If I could sum up the way the world looks to me during the holiday season in one word, it would be “sparkle.” Sparkle is everywhere, from the moonlit snow that twinkles like diamond dust to the strings of Christmas lights up on the rooftops, to the flickering candles lit for Hanukkah and Advent.
Even chocolate gets glitzed up for the holidays with foil-wrapped gelt, fanciful Santas, and special occasion chocolates.
But I am not content just to eat those wonderful chocolates. True art quilter that I am, I don’t throw those sparkling wrappers away; when recycled into an art quilt, they can add wonderful shimmer to fabrics. I am inspired by fiber artists Elli Woodsford and Angie Hughes: both are U.K. artists that use chocolate wrapper foils in their work.
I demonstrated this technique in the second season of “Quilting Arts TV”; the basic instructions for making chocolate foil fabric follow below. You can then use the fabric in a variety of ways. One idea would be to make a large enough piece of art cloth embellished with foils, then use the fabric to create your own purse.
Note: This project is not recommended for machine washing.
- Chocolate foil wrappers (I use the kind from Ferrero Rocher.)
- Fusible webbing (I use WonderUnder® by Pellon.)
- Cotton velvet (I suggest scrounging the discount bins at fabric stores for yards of inexpensive, stretchy velvet.)
- Sheer synthetic fabrics in a variety of colors
- Sewing machine with free-motion stitching capabilities
- Paper scissors
- Heat gun (optional)
1. Eat chocolate! Save the wrappers. Note: I suggest you get some assistance with this step if you want to keep your girlish figure. I find the Quilting Arts staff is always willing to help out with this task.
2. Wash wrappers of chocolate residue.
3. Cut fusible webbing to the size of the chocolate wrappers and iron to the back of the wrapper.
4. Cut the wrappers to the desired shapes. In this episode, I cut them into different sizes of squares, but you could choose other geometric designs.
5. Peel the release paper off of the fusible and iron the foil wrappers to a background fabric such as cotton velvet. The foil wrapper is now firmly adhered to the backing fabric and can withstand machine stitching.

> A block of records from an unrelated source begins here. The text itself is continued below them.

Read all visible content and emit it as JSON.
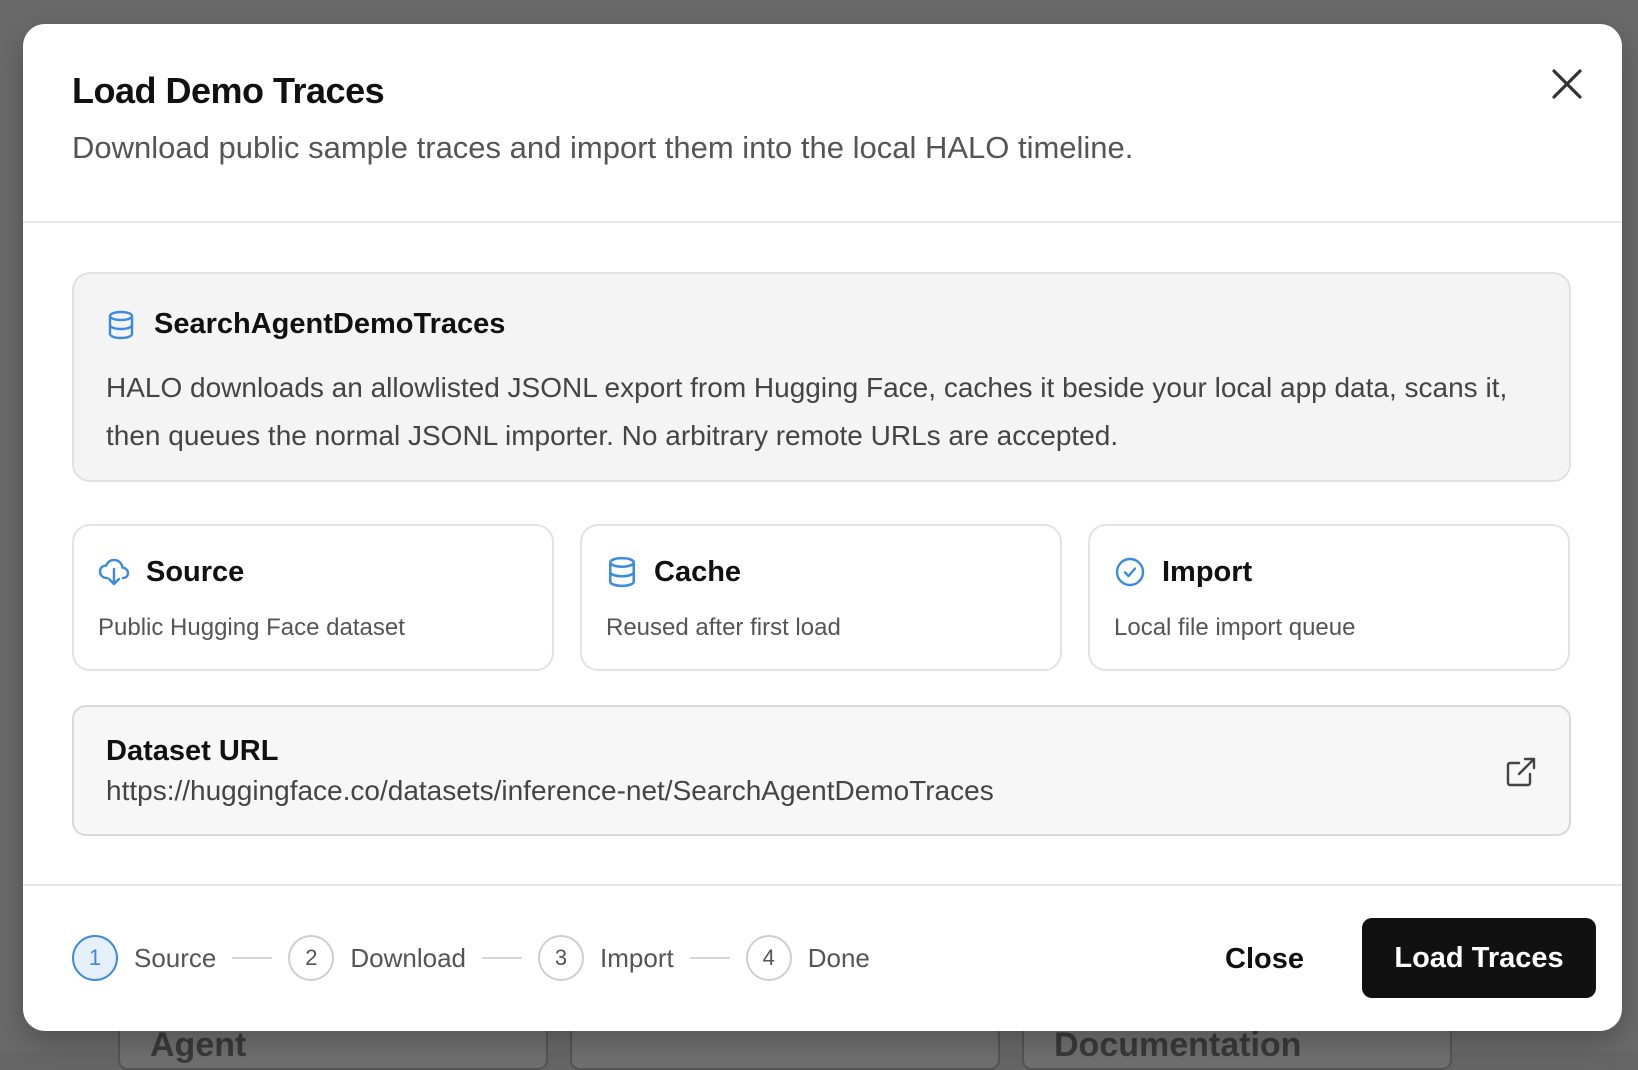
{
  "background": {
    "cards": [
      "Agent",
      "Documentation"
    ]
  },
  "modal": {
    "title": "Load Demo Traces",
    "subtitle": "Download public sample traces and import them into the local HALO timeline.",
    "close_icon": "close-icon"
  },
  "info": {
    "icon": "database-icon",
    "title": "SearchAgentDemoTraces",
    "description": "HALO downloads an allowlisted JSONL export from Hugging Face, caches it beside your local app data, scans it, then queues the normal JSONL importer. No arbitrary remote URLs are accepted."
  },
  "cards": [
    {
      "icon": "cloud-download-icon",
      "label": "Source",
      "desc": "Public Hugging Face dataset"
    },
    {
      "icon": "database-icon",
      "label": "Cache",
      "desc": "Reused after first load"
    },
    {
      "icon": "check-circle-icon",
      "label": "Import",
      "desc": "Local file import queue"
    }
  ],
  "dataset": {
    "label": "Dataset URL",
    "url": "https://huggingface.co/datasets/inference-net/SearchAgentDemoTraces",
    "open_icon": "external-link-icon"
  },
  "stepper": [
    {
      "num": "1",
      "name": "Source",
      "active": true
    },
    {
      "num": "2",
      "name": "Download",
      "active": false
    },
    {
      "num": "3",
      "name": "Import",
      "active": false
    },
    {
      "num": "4",
      "name": "Done",
      "active": false
    }
  ],
  "footer": {
    "close_label": "Close",
    "load_label": "Load Traces"
  },
  "colors": {
    "accent": "#3b8be0",
    "primary_button": "#111111",
    "overlay": "#6a6a6a"
  }
}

Optional: If the gold foil is too bright for your taste, you can subdue the shimmer by layering one or more chiffon fabrics or other sheers on top. I added several sheer fabrics, free-motion stitched, then lightly zapped with a heat gun to burn bits of the chiffon away. Note: Whenever using a heat gun always work outside or in a well-ventilated area so you do not inhale any harmful fumes.
If you prefer your holiday sparkle and shine minus the calories, I recommend some other projects you might want to try.
For example, in the “Quilting Arts TV” Series 500 DVD alone, there are two easy techniques for adding sparkle to your holiday art-making.
Mary Hettsmanperger shows how to make metal embellishments for art quilts using some of her jewelry-making techniques. Here’s an easy one:
1. Collect soda cans in colors you like.
2. Cut the cans into shapes.
3. Poke a hole in the center (like a button) and sew them onto fabric.
To give them more dimension, stack them with washers, small pieces of batting, or spacers in between the metal pieces.
1. Cut a piece of double-sided adhesive-backed paper slightly larger than your fabric.
2. Peel off one side of the paper and stick it to the back of your fabric and trim edges.
3. Cut fabric strips 2 inches long b the desired width.
4. Cut coffee stirrer into 1-inch pieces.
5. Taper 1.5 inches of the fabric strip, leaving the top ½ inch straight.
6. Peel off the paper backing and roll the fabric over the stirrer.
7. Dab tip of fabric with glue to secure the seam.
You could add more sparkle to these beads by dipping them in a bit of glue and then sprinkling on microbeads, glitter, or Angelina fibers. Use them as embellishments, in jewelry–they would even look pretty in a crystal bowl.
I know you’ll think of something!
These are just some of the sparkling ideas I’ve gleaned from guest artists on “Quilting Arts TV.” There’s also Jeanie Sumrall-Ajero’s blue beaded candle holder in Series 400, Judy Coates Perez’ tips for stitching on metal in Series 300, and how to fuse metallic materials together to make shimmering fabric in Series 100. So much sparkle, so little time!
Do you have a favorite way of adding sparkle to your art? Does it involve candy? Please share it in the comments section below.